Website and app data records
• • • • • • •

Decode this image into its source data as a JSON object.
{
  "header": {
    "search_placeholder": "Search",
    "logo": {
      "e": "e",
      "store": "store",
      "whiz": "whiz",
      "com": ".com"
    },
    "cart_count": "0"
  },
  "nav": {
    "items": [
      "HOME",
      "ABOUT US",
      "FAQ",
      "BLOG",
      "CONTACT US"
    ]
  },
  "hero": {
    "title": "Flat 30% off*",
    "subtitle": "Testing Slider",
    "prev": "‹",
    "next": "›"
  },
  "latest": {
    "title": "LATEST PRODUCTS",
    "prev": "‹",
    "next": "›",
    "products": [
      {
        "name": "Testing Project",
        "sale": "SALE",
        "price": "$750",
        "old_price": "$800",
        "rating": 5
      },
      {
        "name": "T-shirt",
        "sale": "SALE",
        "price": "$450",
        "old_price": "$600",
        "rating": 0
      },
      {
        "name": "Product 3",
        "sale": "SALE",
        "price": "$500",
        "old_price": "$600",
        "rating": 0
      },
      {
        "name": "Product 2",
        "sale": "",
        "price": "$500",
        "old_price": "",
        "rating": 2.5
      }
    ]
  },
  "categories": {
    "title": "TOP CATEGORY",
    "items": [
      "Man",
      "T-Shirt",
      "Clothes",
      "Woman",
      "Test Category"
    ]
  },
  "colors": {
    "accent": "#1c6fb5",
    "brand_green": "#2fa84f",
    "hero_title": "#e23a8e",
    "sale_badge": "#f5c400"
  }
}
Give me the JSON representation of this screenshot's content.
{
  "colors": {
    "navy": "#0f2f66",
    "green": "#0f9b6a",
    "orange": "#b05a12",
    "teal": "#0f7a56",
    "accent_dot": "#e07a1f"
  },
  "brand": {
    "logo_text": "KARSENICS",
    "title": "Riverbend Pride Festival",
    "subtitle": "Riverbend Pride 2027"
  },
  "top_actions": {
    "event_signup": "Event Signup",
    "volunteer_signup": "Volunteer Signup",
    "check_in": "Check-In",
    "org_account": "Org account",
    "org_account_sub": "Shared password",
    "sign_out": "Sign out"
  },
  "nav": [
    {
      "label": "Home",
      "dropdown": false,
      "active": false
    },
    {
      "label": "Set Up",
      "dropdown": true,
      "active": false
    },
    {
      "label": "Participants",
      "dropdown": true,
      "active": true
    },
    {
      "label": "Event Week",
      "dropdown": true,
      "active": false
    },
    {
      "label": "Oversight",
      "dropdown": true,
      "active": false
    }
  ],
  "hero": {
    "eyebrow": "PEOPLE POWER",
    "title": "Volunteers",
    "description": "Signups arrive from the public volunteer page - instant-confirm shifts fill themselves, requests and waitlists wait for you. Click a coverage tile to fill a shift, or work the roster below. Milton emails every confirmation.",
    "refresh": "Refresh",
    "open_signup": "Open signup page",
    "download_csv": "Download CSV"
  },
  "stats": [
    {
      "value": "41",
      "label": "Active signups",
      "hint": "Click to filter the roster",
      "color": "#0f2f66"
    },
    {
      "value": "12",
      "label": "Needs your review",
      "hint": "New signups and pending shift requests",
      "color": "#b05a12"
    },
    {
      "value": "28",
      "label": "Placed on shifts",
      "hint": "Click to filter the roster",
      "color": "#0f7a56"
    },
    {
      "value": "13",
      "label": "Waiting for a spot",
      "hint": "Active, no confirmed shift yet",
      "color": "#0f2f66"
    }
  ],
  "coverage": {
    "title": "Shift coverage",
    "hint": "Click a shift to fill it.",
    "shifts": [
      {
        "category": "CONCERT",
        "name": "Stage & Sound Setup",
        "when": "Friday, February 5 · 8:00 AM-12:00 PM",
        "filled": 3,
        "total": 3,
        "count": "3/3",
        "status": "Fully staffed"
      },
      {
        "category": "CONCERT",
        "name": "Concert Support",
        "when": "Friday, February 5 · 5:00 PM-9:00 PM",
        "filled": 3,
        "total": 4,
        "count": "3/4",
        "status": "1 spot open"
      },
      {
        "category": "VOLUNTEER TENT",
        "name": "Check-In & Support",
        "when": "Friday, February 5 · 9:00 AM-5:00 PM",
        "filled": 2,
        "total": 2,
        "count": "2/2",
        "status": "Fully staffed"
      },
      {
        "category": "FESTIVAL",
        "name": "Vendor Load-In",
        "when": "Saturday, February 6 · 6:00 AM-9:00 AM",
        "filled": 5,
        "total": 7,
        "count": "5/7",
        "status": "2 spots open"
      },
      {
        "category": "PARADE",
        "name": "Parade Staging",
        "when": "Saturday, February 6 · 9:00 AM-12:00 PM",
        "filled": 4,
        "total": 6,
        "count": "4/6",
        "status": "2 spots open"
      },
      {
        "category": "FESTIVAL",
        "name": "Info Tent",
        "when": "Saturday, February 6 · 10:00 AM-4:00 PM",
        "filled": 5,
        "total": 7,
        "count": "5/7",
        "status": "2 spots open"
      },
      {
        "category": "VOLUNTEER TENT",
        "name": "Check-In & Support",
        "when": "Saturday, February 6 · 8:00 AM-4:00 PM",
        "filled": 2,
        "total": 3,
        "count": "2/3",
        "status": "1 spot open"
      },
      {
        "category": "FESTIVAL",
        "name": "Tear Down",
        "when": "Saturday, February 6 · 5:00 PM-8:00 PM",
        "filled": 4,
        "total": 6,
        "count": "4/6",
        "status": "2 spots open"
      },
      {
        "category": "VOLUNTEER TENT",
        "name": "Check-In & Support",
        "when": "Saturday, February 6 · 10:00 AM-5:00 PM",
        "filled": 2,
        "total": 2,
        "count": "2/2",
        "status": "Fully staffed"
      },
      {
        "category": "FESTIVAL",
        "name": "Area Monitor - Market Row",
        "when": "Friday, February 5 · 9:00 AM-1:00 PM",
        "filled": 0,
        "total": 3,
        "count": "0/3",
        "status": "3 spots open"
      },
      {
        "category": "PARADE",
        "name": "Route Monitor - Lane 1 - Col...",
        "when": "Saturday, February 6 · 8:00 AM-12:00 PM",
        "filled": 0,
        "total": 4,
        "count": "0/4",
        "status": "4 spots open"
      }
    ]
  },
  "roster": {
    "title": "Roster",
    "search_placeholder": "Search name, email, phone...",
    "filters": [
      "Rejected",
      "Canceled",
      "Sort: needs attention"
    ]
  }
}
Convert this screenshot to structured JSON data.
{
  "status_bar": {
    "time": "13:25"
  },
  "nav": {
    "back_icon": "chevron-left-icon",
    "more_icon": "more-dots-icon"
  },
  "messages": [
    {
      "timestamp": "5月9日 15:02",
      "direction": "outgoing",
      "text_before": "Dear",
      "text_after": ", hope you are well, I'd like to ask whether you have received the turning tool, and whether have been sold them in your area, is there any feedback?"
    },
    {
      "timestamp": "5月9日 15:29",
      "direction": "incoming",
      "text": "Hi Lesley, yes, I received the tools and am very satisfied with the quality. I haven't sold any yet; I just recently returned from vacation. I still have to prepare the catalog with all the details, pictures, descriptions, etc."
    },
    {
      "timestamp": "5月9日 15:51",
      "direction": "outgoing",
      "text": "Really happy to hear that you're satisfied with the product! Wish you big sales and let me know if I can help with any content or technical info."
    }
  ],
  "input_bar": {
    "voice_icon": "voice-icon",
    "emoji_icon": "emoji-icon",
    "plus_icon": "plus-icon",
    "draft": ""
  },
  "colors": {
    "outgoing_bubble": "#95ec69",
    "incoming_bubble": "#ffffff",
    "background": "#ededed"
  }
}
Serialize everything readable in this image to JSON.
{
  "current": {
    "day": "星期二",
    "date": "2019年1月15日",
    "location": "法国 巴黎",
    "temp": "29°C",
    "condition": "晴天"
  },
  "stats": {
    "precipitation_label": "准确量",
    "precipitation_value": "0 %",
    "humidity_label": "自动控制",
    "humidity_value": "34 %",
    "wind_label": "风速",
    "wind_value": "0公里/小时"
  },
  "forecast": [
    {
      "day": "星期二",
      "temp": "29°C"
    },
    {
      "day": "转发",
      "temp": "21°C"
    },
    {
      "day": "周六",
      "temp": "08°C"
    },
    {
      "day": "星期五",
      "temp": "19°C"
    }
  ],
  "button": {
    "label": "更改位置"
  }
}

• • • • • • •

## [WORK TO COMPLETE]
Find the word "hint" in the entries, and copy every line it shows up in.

## [FINAL ANSWER]
      "hint": "Click to filter the roster",
      "hint": "New signups and pending shift requests",
      "hint": "Click to filter the roster",
      "hint": "Active, no confirmed shift yet",
    "hint": "Click a shift to fill it.",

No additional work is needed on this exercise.